We visited sacred sites and temples of worship as well as old and new shopping malls. The final week we attended a destination wedding in Goa. This traditional Indian wedding was both impressive and exhausting. Three full days of rituals, ceremonies, dance performances, and endless amounts of food, drink, love, and laughter. During the final events my friend leaned in and said, “Now you know why Indians don’t get divorced!”

Most of us look forward to taking time off or taking a vacation to recuperate and break up the monotony of our busy work lives. When we do, we come back refreshed and often with a brand new perspective. It was certainly true for me as I saw first-hand how patriarchal structures still stifle the education and freedom of women and girls in India. For all the faults we may find with our country, it was eye-opening to see clearly how much there is to be proud of in the progress we have made as a nation on issues of inequality and education. Of course there is much more work to do. Yet we can and should be grateful for what we have. 

Couples may sometimes need a similar “time off” to take a break in the relationship, and come back with a renewed sense of gratitude and a fresh perspective.

Not every relationship is perfect. If you find you have deeper, underlying issues which each partner needs to address, sometimes a full reset is what is required. Taking a break may allow both partners to gain more perspective. It can be easy to point fingers and blame one another for these issues. However, a healthy break gives each person time to take inventory on their contribution to the relationship as a whole. This is sometimes called a healing separation. 

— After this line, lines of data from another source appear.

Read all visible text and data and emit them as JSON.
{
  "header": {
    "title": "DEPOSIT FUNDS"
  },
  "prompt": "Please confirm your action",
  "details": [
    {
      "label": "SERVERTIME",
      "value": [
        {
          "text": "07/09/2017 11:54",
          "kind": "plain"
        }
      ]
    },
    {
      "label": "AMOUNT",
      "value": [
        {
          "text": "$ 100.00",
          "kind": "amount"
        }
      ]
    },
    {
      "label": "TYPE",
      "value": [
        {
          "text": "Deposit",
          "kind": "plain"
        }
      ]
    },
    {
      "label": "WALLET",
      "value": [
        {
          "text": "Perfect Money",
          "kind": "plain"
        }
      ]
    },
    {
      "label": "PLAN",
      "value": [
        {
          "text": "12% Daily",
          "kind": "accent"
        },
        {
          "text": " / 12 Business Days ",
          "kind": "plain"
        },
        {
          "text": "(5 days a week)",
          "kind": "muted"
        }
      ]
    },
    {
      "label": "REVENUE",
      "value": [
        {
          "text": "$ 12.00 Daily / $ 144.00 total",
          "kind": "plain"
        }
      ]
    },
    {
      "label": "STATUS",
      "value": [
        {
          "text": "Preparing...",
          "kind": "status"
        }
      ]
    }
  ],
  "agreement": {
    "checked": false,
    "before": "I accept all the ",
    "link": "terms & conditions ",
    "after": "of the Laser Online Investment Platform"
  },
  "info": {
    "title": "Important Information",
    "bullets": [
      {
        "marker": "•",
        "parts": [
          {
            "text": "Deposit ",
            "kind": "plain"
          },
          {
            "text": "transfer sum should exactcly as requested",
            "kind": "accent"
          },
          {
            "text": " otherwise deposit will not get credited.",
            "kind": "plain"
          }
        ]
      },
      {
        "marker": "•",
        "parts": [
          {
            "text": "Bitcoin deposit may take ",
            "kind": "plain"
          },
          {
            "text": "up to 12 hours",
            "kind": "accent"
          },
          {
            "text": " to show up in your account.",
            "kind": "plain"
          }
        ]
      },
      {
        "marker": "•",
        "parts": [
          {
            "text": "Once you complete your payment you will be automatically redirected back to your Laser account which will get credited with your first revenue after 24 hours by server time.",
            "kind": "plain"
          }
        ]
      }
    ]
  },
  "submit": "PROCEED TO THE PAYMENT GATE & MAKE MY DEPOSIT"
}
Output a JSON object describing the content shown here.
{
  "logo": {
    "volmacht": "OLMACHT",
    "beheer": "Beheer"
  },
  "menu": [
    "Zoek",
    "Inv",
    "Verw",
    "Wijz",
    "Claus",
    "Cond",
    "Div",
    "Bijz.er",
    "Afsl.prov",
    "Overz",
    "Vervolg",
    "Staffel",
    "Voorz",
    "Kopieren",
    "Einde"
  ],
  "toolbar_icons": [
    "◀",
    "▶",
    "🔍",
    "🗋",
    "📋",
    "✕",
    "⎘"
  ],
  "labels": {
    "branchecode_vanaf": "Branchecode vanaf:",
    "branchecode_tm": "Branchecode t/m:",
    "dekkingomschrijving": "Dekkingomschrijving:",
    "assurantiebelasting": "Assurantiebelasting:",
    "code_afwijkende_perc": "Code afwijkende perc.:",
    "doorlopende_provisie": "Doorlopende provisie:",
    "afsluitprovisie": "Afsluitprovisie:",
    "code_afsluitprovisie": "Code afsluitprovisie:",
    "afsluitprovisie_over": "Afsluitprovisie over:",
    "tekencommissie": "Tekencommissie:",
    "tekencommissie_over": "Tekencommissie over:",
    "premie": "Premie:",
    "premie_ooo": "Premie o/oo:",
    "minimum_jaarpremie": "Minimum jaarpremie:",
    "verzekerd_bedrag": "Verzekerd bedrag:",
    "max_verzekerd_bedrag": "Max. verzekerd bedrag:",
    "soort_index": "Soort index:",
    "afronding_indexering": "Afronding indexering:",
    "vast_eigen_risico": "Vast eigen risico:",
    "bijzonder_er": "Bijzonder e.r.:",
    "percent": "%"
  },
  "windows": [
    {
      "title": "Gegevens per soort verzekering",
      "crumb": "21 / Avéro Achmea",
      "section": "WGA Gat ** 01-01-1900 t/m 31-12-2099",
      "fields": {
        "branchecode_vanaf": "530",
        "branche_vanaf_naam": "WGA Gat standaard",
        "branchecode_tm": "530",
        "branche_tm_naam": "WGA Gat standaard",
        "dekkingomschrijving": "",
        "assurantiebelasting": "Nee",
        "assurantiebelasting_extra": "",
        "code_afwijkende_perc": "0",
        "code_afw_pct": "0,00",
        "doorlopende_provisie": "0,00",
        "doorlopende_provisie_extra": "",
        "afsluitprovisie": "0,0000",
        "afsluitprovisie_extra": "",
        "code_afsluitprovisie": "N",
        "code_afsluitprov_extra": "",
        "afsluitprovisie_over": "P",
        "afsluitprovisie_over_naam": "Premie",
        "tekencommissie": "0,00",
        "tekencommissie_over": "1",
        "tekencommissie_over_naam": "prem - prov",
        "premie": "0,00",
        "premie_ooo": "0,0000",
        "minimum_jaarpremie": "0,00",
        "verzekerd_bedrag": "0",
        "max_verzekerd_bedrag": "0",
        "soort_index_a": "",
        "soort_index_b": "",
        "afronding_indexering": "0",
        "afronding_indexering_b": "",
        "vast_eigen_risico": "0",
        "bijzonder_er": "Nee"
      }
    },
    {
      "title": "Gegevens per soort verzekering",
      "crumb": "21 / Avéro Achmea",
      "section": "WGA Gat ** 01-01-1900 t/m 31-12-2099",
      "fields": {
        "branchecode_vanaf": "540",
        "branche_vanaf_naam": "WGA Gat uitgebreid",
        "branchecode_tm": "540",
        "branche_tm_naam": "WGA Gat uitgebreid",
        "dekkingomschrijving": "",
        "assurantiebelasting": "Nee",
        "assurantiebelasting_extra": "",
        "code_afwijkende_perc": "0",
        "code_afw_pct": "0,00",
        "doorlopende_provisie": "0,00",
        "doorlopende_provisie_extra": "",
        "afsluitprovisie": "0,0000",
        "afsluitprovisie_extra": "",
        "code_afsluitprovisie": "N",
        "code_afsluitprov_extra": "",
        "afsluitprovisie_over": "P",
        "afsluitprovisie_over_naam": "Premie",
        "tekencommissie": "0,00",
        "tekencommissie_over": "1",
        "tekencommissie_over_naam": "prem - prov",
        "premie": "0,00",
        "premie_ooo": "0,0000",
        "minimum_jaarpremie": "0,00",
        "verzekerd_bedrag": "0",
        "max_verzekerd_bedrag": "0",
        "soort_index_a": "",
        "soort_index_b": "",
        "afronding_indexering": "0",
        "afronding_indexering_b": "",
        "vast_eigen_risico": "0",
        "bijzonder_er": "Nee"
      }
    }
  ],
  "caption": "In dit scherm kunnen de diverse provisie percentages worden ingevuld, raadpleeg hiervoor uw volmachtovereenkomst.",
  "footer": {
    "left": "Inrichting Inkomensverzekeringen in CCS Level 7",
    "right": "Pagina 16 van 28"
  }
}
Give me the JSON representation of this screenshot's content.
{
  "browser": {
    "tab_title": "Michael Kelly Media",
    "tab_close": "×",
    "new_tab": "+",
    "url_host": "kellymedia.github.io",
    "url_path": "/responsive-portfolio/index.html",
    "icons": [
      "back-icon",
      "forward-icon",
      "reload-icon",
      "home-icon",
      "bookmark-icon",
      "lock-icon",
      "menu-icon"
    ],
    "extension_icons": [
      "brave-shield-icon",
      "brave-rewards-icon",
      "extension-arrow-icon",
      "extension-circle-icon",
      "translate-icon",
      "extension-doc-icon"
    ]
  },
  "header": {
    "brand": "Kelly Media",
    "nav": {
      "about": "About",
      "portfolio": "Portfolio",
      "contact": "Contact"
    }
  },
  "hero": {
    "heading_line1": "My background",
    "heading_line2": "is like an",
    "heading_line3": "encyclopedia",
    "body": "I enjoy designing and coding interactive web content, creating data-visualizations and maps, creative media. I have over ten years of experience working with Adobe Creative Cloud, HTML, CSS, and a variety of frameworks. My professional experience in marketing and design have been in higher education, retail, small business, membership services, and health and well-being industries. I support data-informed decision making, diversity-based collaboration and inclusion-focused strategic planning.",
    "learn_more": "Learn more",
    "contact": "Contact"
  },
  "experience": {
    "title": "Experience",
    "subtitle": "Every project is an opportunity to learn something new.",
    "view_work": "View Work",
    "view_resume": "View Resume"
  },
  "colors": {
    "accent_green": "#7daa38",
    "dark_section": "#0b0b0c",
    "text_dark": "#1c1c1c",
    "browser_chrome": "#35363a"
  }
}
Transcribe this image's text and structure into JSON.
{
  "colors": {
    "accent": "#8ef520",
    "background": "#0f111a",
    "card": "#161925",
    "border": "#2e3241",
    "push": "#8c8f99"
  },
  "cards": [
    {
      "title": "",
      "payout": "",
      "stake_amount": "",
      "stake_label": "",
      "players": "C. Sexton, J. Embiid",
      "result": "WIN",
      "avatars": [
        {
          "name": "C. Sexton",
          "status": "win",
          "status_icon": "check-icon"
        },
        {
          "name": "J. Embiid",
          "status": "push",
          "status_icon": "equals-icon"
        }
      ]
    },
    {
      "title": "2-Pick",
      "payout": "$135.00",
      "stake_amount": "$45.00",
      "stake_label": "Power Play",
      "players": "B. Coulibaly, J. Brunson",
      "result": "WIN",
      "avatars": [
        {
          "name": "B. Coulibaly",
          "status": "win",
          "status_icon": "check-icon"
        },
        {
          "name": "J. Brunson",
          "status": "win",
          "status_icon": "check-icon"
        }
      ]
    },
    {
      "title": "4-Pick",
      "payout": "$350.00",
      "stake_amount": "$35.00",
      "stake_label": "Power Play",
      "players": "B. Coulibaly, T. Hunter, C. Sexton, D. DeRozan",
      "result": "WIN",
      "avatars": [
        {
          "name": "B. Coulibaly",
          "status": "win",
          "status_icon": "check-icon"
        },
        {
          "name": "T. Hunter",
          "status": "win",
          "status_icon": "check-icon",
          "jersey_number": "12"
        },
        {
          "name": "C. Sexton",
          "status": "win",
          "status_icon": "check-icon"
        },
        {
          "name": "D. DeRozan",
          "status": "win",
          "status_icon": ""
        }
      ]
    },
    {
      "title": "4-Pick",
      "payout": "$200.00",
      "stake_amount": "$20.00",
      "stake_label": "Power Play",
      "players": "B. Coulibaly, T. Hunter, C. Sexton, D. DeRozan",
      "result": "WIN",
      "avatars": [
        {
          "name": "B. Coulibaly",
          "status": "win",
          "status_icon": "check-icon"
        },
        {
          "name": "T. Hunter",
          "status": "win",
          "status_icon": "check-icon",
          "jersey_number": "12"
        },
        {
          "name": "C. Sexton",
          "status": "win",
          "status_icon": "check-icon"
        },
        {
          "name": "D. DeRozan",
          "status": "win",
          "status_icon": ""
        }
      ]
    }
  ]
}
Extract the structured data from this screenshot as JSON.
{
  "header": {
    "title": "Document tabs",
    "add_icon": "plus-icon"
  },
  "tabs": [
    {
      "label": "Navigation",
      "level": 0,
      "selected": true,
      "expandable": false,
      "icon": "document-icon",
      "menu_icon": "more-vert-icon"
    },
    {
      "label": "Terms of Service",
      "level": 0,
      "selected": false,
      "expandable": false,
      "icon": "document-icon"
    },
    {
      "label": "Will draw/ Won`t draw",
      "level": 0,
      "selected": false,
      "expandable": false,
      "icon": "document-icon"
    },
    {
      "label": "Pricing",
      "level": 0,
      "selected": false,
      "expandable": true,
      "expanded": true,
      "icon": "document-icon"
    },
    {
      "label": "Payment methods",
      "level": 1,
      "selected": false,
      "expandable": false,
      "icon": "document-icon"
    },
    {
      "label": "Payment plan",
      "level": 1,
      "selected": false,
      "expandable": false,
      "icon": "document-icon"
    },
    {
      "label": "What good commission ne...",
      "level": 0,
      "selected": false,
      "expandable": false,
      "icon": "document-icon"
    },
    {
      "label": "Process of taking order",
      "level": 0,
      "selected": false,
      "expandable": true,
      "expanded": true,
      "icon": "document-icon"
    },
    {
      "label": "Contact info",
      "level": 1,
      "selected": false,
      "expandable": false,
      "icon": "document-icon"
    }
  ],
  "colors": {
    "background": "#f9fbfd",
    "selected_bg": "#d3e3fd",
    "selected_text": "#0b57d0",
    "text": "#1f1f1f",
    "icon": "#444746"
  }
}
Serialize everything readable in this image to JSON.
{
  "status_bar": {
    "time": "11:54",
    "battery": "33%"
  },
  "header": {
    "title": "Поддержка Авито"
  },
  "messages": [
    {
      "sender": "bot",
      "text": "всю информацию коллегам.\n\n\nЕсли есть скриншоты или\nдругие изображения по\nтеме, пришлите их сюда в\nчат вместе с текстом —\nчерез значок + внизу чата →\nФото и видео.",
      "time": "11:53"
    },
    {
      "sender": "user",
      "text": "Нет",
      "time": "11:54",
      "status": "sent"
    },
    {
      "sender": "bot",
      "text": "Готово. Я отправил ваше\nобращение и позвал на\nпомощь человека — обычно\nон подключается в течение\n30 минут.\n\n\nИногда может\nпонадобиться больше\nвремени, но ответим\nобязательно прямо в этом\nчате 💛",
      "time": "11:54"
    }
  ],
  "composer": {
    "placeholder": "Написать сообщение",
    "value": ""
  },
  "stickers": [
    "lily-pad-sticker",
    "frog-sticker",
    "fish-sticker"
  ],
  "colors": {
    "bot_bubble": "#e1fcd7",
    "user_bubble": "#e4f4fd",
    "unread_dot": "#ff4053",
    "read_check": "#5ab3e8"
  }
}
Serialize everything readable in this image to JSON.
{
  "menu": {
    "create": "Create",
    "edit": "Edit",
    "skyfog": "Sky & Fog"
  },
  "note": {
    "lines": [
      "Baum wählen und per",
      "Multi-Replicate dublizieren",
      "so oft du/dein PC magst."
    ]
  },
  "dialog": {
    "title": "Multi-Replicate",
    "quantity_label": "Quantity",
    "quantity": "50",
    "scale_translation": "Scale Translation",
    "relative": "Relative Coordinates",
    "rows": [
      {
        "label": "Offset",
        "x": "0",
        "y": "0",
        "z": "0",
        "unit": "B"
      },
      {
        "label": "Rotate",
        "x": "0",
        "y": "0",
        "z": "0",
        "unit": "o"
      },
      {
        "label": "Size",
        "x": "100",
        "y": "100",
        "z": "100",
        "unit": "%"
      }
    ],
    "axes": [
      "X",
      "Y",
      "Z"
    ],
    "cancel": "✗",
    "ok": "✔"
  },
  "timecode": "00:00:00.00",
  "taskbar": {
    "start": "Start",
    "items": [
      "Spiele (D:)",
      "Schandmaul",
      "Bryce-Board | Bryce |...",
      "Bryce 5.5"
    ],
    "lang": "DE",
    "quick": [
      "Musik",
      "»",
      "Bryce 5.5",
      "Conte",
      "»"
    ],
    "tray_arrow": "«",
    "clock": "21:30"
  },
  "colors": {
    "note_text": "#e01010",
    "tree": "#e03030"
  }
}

A break may be needed due to both partners feeling as though they spend too much time around each other. This is quite common, as some couples may begin to feel smothered or lose their sense of individuality because of the excessive amount of time spent with one another. A healthy break can help reestablish each partner’s individual identity. 

Breaks can also be beneficial if partners feel that they can’t provide enough emotional support at the time. Perhaps their other priorities take away from the ability to give consistent emotional availability. Regardless of the reason, here are some guidelines to follow for couples wanting to take a healthy break in their relationships.

Agree Upon Rules

Couples should always set rules as to what is expected of each person during this separation. These rules may include that neither partner engages in dating other people and making a commitment solely to focus on self-improvement. A healthy break is primarily so that couples can try to become better individuals, making their union healthier as a result. By setting clear rules, neither partner will be crossing any boundaries that could potentially jeopardize the future of their relationship.

Establish the Reason and Goal

A reason why you want to take a break and an end goal should be established to make the most out of time away from one another. Assess what changes need to be made. For instance, if one partner needs to work on emotional trauma tied to their childhood or past relationships, this should be emphasized during the discussion of a break. Also, a plan of action to accomplish these goals needs to be addressed. For example, if a partner needs help with their mental health, then this conversation should also include a plan to schedule time with a therapist.

Set a Deadline

A healthy break means that the time away is relatively short. Both parties should set a time-frame that they can agree upon. This gives each individual a reasonable amount of time to figure out exactly how they feel, address the things they need to change, and what should happen next. Healthy breaks typically last for a couple of weeks to a month or so.

Whether you choose to push the reset button or not, being honest about where you are in the relationship and prioritizing its health is essential for the long-term.